The village revised its building and zoning ordinances and codes to regulate new construction in floodplain areas to be raised to withstand floods. In 1996, the village completed a stormwater management system to address the island’s chronic flooding problems, installing catch basins connected to state-of-the-art deep injection wells to minimize flood damage.

The storm-water system needs rehabilitation, and the council in September 2019 approved an increase in the stormwater tax utility by 50% to fund the maintenance, as well as a $19 million stormwater utility bond to upgrade the system pipes and structures. The stormwater bond is excluded from the $100 million bond.
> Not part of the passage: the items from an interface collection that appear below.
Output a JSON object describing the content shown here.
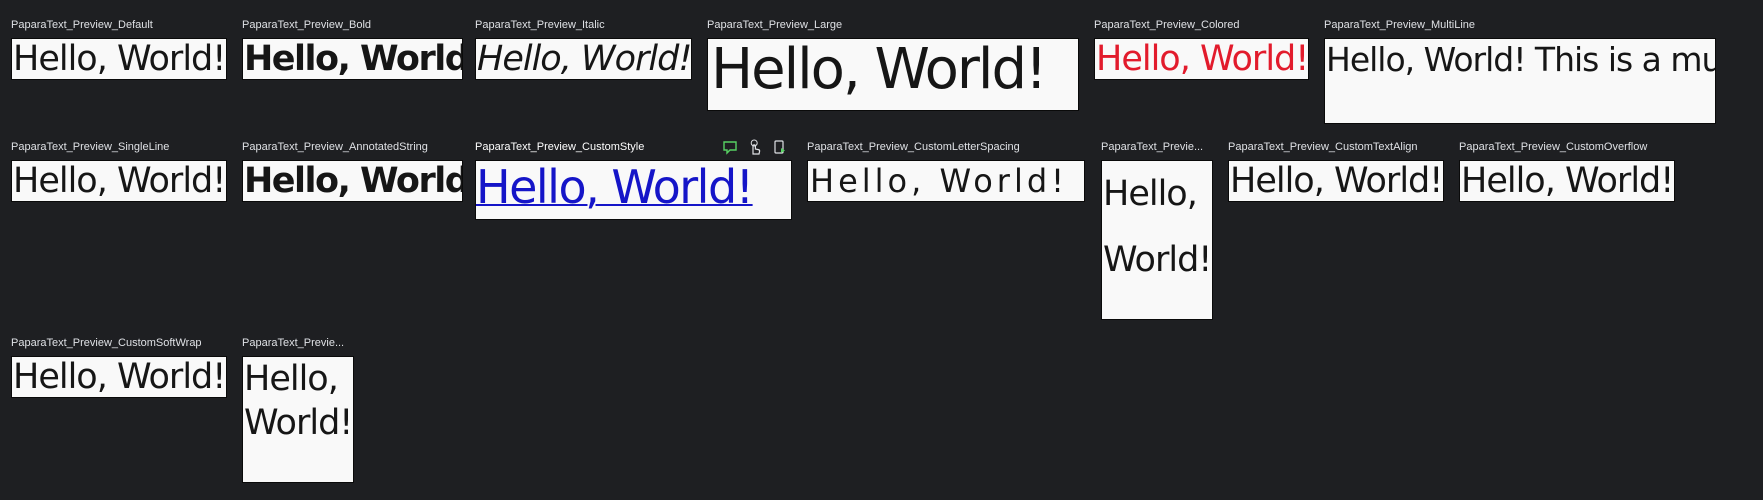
{
  "previews": [
    {
      "label": "PaparaText_Preview_Default",
      "text": "Hello, World!"
    },
    {
      "label": "PaparaText_Preview_Bold",
      "text": "Hello, World!"
    },
    {
      "label": "PaparaText_Preview_Italic",
      "text": "Hello, World!"
    },
    {
      "label": "PaparaText_Preview_Large",
      "text": "Hello, World!"
    },
    {
      "label": "PaparaText_Preview_Colored",
      "text": "Hello, World!"
    },
    {
      "label": "PaparaText_Preview_MultiLine",
      "text": "Hello, World!\nThis is a multi-line text."
    },
    {
      "label": "PaparaText_Preview_SingleLine",
      "text": "Hello, World!"
    },
    {
      "label": "PaparaText_Preview_AnnotatedString",
      "text": "Hello, World!"
    },
    {
      "label": "PaparaText_Preview_CustomStyle",
      "text": "Hello, World!"
    },
    {
      "label": "PaparaText_Preview_CustomLetterSpacing",
      "text": "Hello, World!"
    },
    {
      "label": "PaparaText_Previe...",
      "text": "Hello, World!"
    },
    {
      "label": "PaparaText_Preview_CustomTextAlign",
      "text": "Hello, World!"
    },
    {
      "label": "PaparaText_Preview_CustomOverflow",
      "text": "Hello, World!"
    },
    {
      "label": "PaparaText_Preview_CustomSoftWrap",
      "text": "Hello, World!"
    },
    {
      "label": "PaparaText_Previe...",
      "text": "Hello, World!"
    }
  ],
  "toolbar_icons": [
    "comment-icon",
    "interactive-mode-icon",
    "deploy-preview-icon"
  ],
  "colors": {
    "canvas": "#1e1f22",
    "card": "#f9f9f9",
    "text": "#161616",
    "colored_text": "#e21b2c",
    "custom_style_text": "#1515c8",
    "label": "#dfe1e5",
    "toolbar_icon": "#57d163"
  }
}
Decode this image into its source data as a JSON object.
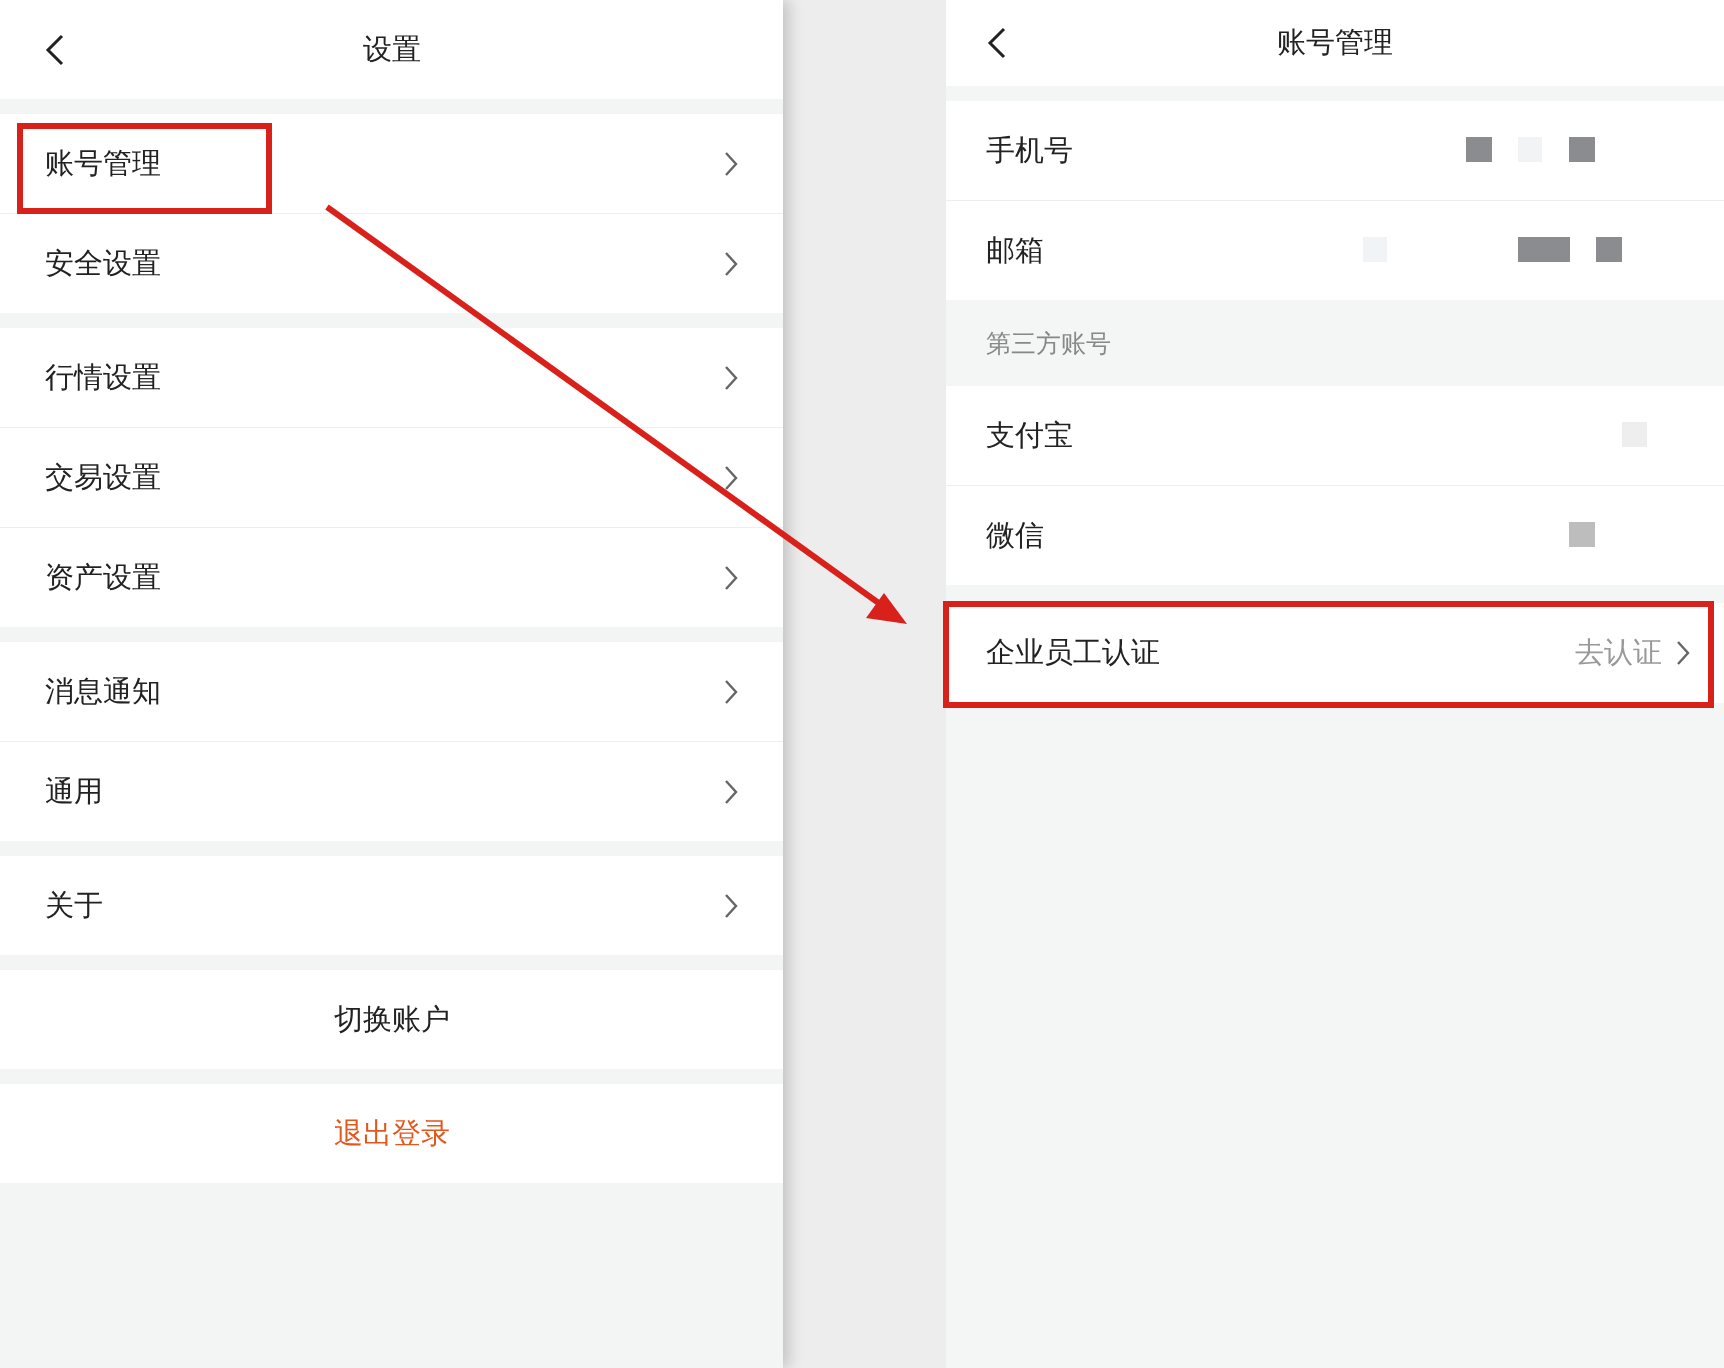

Interestingly, Miami Beach is years away from implementing its stormwater management system with costs approximating $196-206 million dollars, and the City of Miami is expected to finish its updated plan by 2021. In the meantime, unlike its neighbors, the village has been updating and consistently funding its stormwater management system for the last 25 years!

Protecting Key Biscayne’s shoreline and dunes is critical to ensuring the island fortifies against the severity of oceanfront flooding from future storms. In 1997, the village established a Long Range Beach Management plan to maintain and re-nourish the beach and shoreline, funded by taxpayers, in conjunction with federal and state grants. This ground-breaking 50-year Beach Plan was the first such plan in Florida!

Currently, the village is working with the U.S. Army Corps of Engineers to conceptualize another large scale beach renourishment plan, design, approval and permitting, which is at least five years away. The village’s funding strategy is to have the federal government subsidize the majority of the costs.

Key Biscayne 2020 continues to build upon its resilience, sustainability and quality-of-life initiatives as highlighted in Village Manager Andrea Agha’s bold and ambitious FY2021 Capital Improvement plan (COP) that includes shoreline protection ($2.3 million), an undergrounding utility design plan ($200,000), and beach improvements ($300,000).

Agha’s FY2021 Budget forecast is a message that residents should heed: “The proposed budget funds the next phases of the critical resilience projects in FY21 using grant awards and pledges specific revenue increases and expenditure reductions that will become available in FY21 and FY22 to fund a $50M resilience bond in FY22. Pledging funds as they become available eases the pressure on current and future millage rates.” Having a phased approach on resiliency initiatives allows taxpayers to absorb the costs as projects are implemented, versus rushing to borrow $100 million, paying interest before any construction even begins.

So how do we extricate ourselves from this $100 million bond fiasco? The Council members that support the referendum (Davey, McCormick, Moss, London and Petros) have an opportunity on July 28 to do the honorable thing by taxpayers and back away from this impulsive initiative. Agha’s FY2021 budget proposal is a starting point for the council and community to discuss the current and future spending on resiliency projects that still need to be developed, engineered and budgeted.

This is not the time nor is there a need for the $100 million bond. Key Biscayne has always been progressive on its resiliency planning while maintaining fiscal constraint as prescribed by the Village Charter. Let’s back away from this $100 million bond fiasco and let’s thank Key Biscayne taxpayers for their continued investment in our beautiful island.